> **The input**

* * * * * * * * *

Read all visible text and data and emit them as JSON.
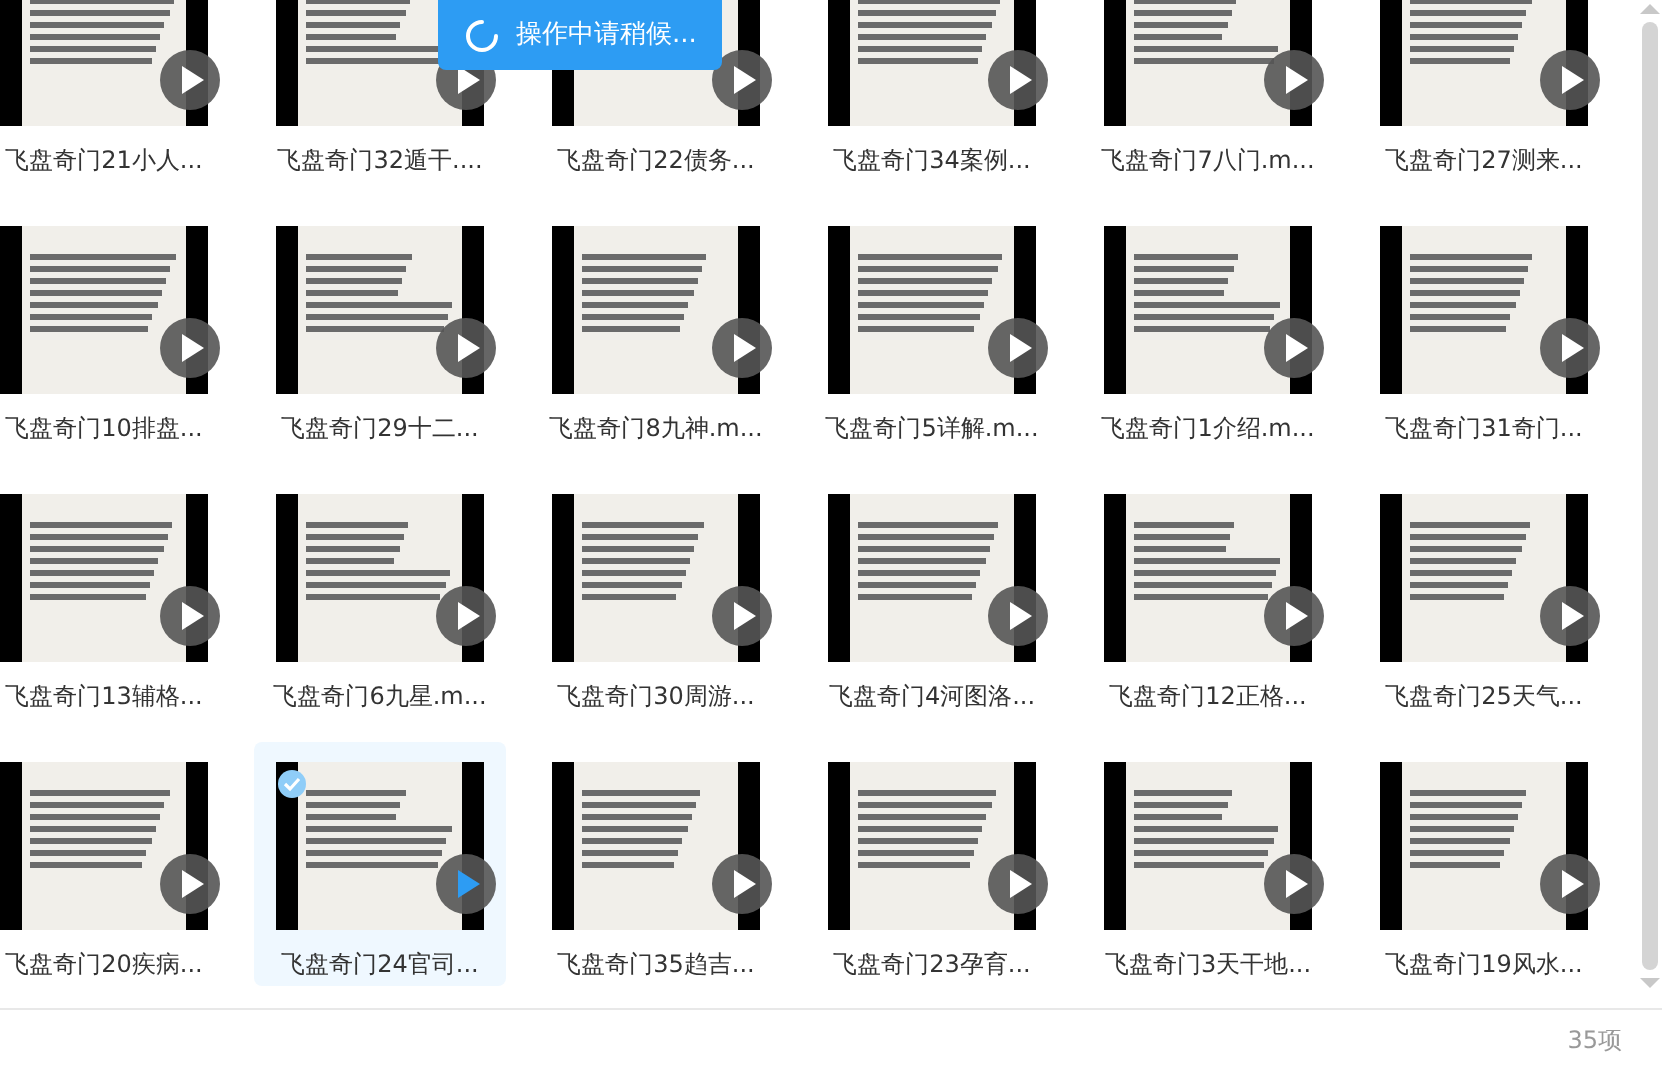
{
  "toast": {
    "text": "操作中请稍候..."
  },
  "items": [
    {
      "name": "飞盘奇门21小人...",
      "selected": false
    },
    {
      "name": "飞盘奇门32遁干....",
      "selected": false
    },
    {
      "name": "飞盘奇门22债务...",
      "selected": false
    },
    {
      "name": "飞盘奇门34案例...",
      "selected": false
    },
    {
      "name": "飞盘奇门7八门.m...",
      "selected": false
    },
    {
      "name": "飞盘奇门27测来...",
      "selected": false
    },
    {
      "name": "飞盘奇门10排盘...",
      "selected": false
    },
    {
      "name": "飞盘奇门29十二...",
      "selected": false
    },
    {
      "name": "飞盘奇门8九神.m...",
      "selected": false
    },
    {
      "name": "飞盘奇门5详解.m...",
      "selected": false
    },
    {
      "name": "飞盘奇门1介绍.m...",
      "selected": false
    },
    {
      "name": "飞盘奇门31奇门...",
      "selected": false
    },
    {
      "name": "飞盘奇门13辅格...",
      "selected": false
    },
    {
      "name": "飞盘奇门6九星.m...",
      "selected": false
    },
    {
      "name": "飞盘奇门30周游...",
      "selected": false
    },
    {
      "name": "飞盘奇门4河图洛...",
      "selected": false
    },
    {
      "name": "飞盘奇门12正格...",
      "selected": false
    },
    {
      "name": "飞盘奇门25天气...",
      "selected": false
    },
    {
      "name": "飞盘奇门20疾病...",
      "selected": false
    },
    {
      "name": "飞盘奇门24官司...",
      "selected": true
    },
    {
      "name": "飞盘奇门35趋吉...",
      "selected": false
    },
    {
      "name": "飞盘奇门23孕育...",
      "selected": false
    },
    {
      "name": "飞盘奇门3天干地...",
      "selected": false
    },
    {
      "name": "飞盘奇门19风水...",
      "selected": false
    }
  ],
  "status_bar": {
    "count": "35项"
  }
}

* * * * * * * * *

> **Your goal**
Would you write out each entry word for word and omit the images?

> **Solved problem**
Read all visible text and data and emit them as JSON.
{
  "toast": {
    "text": "操作中请稍候..."
  },
  "items": [
    {
      "name": "飞盘奇门21小人...",
      "selected": false
    },
    {
      "name": "飞盘奇门32遁干....",
      "selected": false
    },
    {
      "name": "飞盘奇门22债务...",
      "selected": false
    },
    {
      "name": "飞盘奇门34案例...",
      "selected": false
    },
    {
      "name": "飞盘奇门7八门.m...",
      "selected": false
    },
    {
      "name": "飞盘奇门27测来...",
      "selected": false
    },
    {
      "name": "飞盘奇门10排盘...",
      "selected": false
    },
    {
      "name": "飞盘奇门29十二...",
      "selected": false
    },
    {
      "name": "飞盘奇门8九神.m...",
      "selected": false
    },
    {
      "name": "飞盘奇门5详解.m...",
      "selected": false
    },
    {
      "name": "飞盘奇门1介绍.m...",
      "selected": false
    },
    {
      "name": "飞盘奇门31奇门...",
      "selected": false
    },
    {
      "name": "飞盘奇门13辅格...",
      "selected": false
    },
    {
      "name": "飞盘奇门6九星.m...",
      "selected": false
    },
    {
      "name": "飞盘奇门30周游...",
      "selected": false
    },
    {
      "name": "飞盘奇门4河图洛...",
      "selected": false
    },
    {
      "name": "飞盘奇门12正格...",
      "selected": false
    },
    {
      "name": "飞盘奇门25天气...",
      "selected": false
    },
    {
      "name": "飞盘奇门20疾病...",
      "selected": false
    },
    {
      "name": "飞盘奇门24官司...",
      "selected": true
    },
    {
      "name": "飞盘奇门35趋吉...",
      "selected": false
    },
    {
      "name": "飞盘奇门23孕育...",
      "selected": false
    },
    {
      "name": "飞盘奇门3天干地...",
      "selected": false
    },
    {
      "name": "飞盘奇门19风水...",
      "selected": false
    }
  ],
  "status_bar": {
    "count": "35项"
  }
}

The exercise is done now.